Where in the data below does the word "Admins" appear? Copy every line that has it.

(Entries from a dataset of interfaces)
---

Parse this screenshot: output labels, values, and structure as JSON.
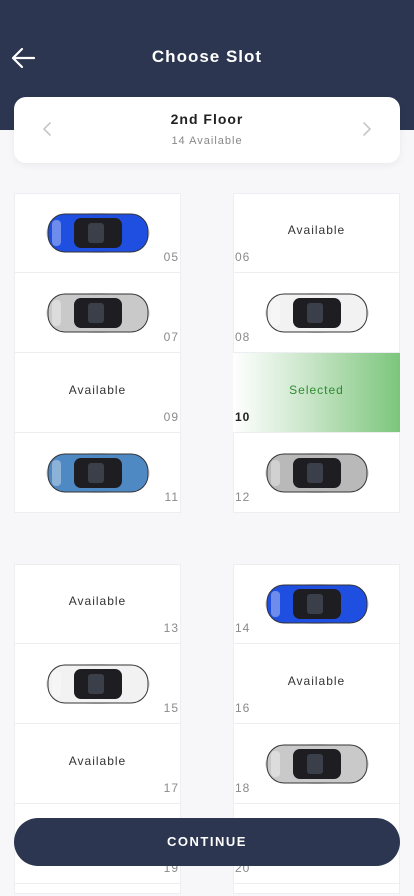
{
  "header": {
    "title": "Choose Slot"
  },
  "floor": {
    "name": "2nd Floor",
    "available": "14 Available"
  },
  "slots": [
    {
      "num": "05",
      "state": "car",
      "color": "#1f4fe0"
    },
    {
      "num": "06",
      "state": "available",
      "label": "Available"
    },
    {
      "num": "07",
      "state": "car",
      "color": "#c9c9c9"
    },
    {
      "num": "08",
      "state": "car",
      "color": "#f2f2f2"
    },
    {
      "num": "09",
      "state": "available",
      "label": "Available"
    },
    {
      "num": "10",
      "state": "selected",
      "label": "Selected"
    },
    {
      "num": "11",
      "state": "car",
      "color": "#4f89c4"
    },
    {
      "num": "12",
      "state": "car",
      "color": "#b9b9b9"
    },
    {
      "num": "13",
      "state": "available",
      "label": "Available"
    },
    {
      "num": "14",
      "state": "car",
      "color": "#1f4fe0"
    },
    {
      "num": "15",
      "state": "car",
      "color": "#f2f2f2"
    },
    {
      "num": "16",
      "state": "available",
      "label": "Available"
    },
    {
      "num": "17",
      "state": "available",
      "label": "Available"
    },
    {
      "num": "18",
      "state": "car",
      "color": "#c9c9c9"
    },
    {
      "num": "19",
      "state": "empty"
    },
    {
      "num": "20",
      "state": "empty"
    }
  ],
  "continue_label": "CONTINUE",
  "colors": {
    "header": "#2c3651",
    "selected": "#7cc67c"
  }
}
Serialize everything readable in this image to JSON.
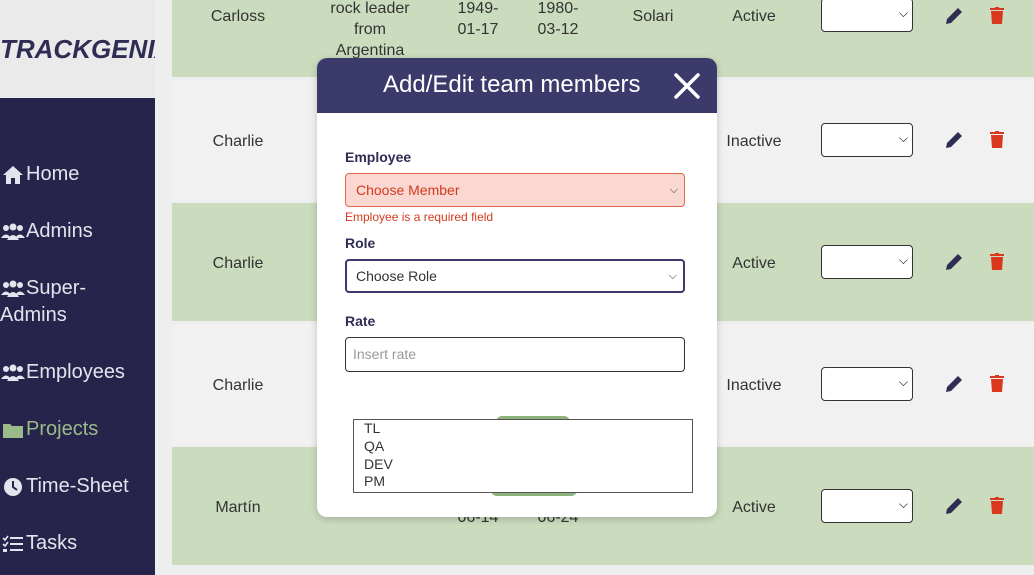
{
  "sidebar": {
    "logo": "TRACKGENIX",
    "items": [
      {
        "label": "Home",
        "icon": "home-icon",
        "active": false
      },
      {
        "label": "Admins",
        "icon": "users-icon",
        "active": false
      },
      {
        "label": "Super-Admins",
        "label_lines": [
          "Super-",
          "Admins"
        ],
        "icon": "users-icon",
        "active": false
      },
      {
        "label": "Employees",
        "icon": "users-icon",
        "active": false
      },
      {
        "label": "Projects",
        "icon": "folder-icon",
        "active": true
      },
      {
        "label": "Time-Sheet",
        "icon": "clock-icon",
        "active": false
      },
      {
        "label": "Tasks",
        "icon": "tasks-icon",
        "active": false
      }
    ]
  },
  "table": {
    "rows": [
      {
        "name": "Carloss",
        "description_lines": [
          "rock leader",
          "from",
          "Argentina"
        ],
        "start_lines": [
          "1949-",
          "01-17"
        ],
        "end_lines": [
          "1980-",
          "03-12"
        ],
        "client": "Solari",
        "status": "Active"
      },
      {
        "name": "Charlie",
        "description_lines": [],
        "start_lines": [],
        "end_lines": [],
        "client": "",
        "status": "Inactive"
      },
      {
        "name": "Charlie",
        "description_lines": [],
        "start_lines": [],
        "end_lines": [],
        "client": "",
        "status": "Active"
      },
      {
        "name": "Charlie",
        "description_lines": [],
        "start_lines": [],
        "end_lines": [],
        "client": "",
        "status": "Inactive"
      },
      {
        "name": "Martín",
        "description_lines": [],
        "start_lines": [
          "06-14"
        ],
        "end_lines": [
          "06-24"
        ],
        "client": "",
        "status": "Active"
      }
    ]
  },
  "modal": {
    "title": "Add/Edit team members",
    "employee": {
      "label": "Employee",
      "value": "Choose Member",
      "error": "Employee is a required field"
    },
    "role": {
      "label": "Role",
      "value": "Choose Role",
      "options": [
        "TL",
        "QA",
        "DEV",
        "PM"
      ]
    },
    "rate": {
      "label": "Rate",
      "placeholder": "Insert rate"
    }
  },
  "colors": {
    "sidebar_bg": "#26244a",
    "modal_header": "#3b3a6b",
    "row_green": "#cbdcbe",
    "error_red": "#d03b1b",
    "accent_green": "#8db37b",
    "edit_blue": "#2f2d54",
    "delete_red": "#d9381e"
  }
}
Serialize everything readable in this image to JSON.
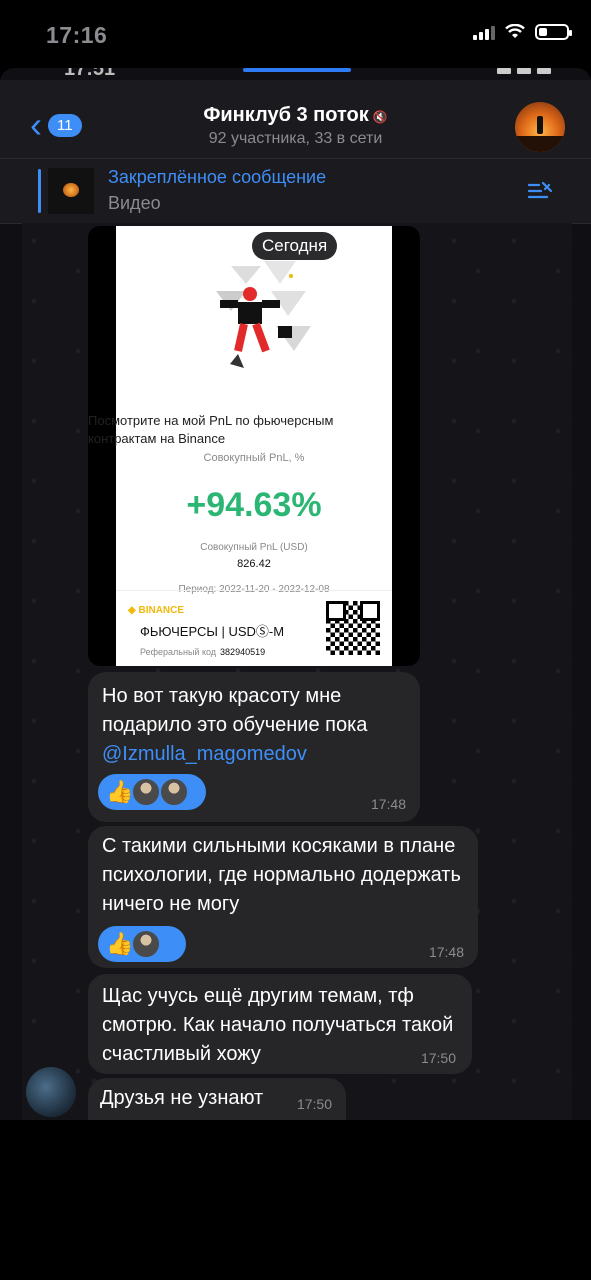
{
  "status_bar": {
    "time": "17:16"
  },
  "inner_status": {
    "time": "17:51"
  },
  "header": {
    "back_count": "11",
    "title": "Финклуб 3 поток",
    "subtitle": "92 участника, 33 в сети",
    "mute_icon": "mute-icon",
    "avatar_icon": "group-avatar"
  },
  "pinned": {
    "title": "Закреплённое сообщение",
    "text": "Видео"
  },
  "date_badge": "Сегодня",
  "screenshot_card": {
    "headline": "Посмотрите на мой PnL по фьючерсным контрактам на Binance",
    "pnl_label": "Совокупный PnL, %",
    "pnl_percent": "+94.63%",
    "pnl_usd_label": "Совокупный PnL (USD)",
    "pnl_usd_value": "826.42",
    "period": "Период: 2022-11-20 - 2022-12-08",
    "brand": "BINANCE",
    "product": "ФЬЮЧЕРСЫ | USDⓈ-M",
    "ref_label": "Реферальный код",
    "ref_code": "382940519"
  },
  "messages": [
    {
      "text": "Но вот такую красоту мне подарило это обучение пока",
      "mention": "@Izmulla_magomedov",
      "time": "17:48",
      "reaction": "👍"
    },
    {
      "text": "С такими сильными косяками в плане психологии, где нормально додержать ничего не могу",
      "time": "17:48",
      "reaction": "👍"
    },
    {
      "text": "Щас учусь ещё другим темам, тф смотрю. Как начало получаться такой счастливый хожу",
      "time": "17:50"
    },
    {
      "text": "Друзья не узнают",
      "time": "17:50"
    }
  ],
  "colors": {
    "accent": "#3e8ef7",
    "bubble": "#262628",
    "profit": "#2bb673"
  }
}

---

Output below
        "label": "Admins",
        "label": "Super-Admins",
          "Admins"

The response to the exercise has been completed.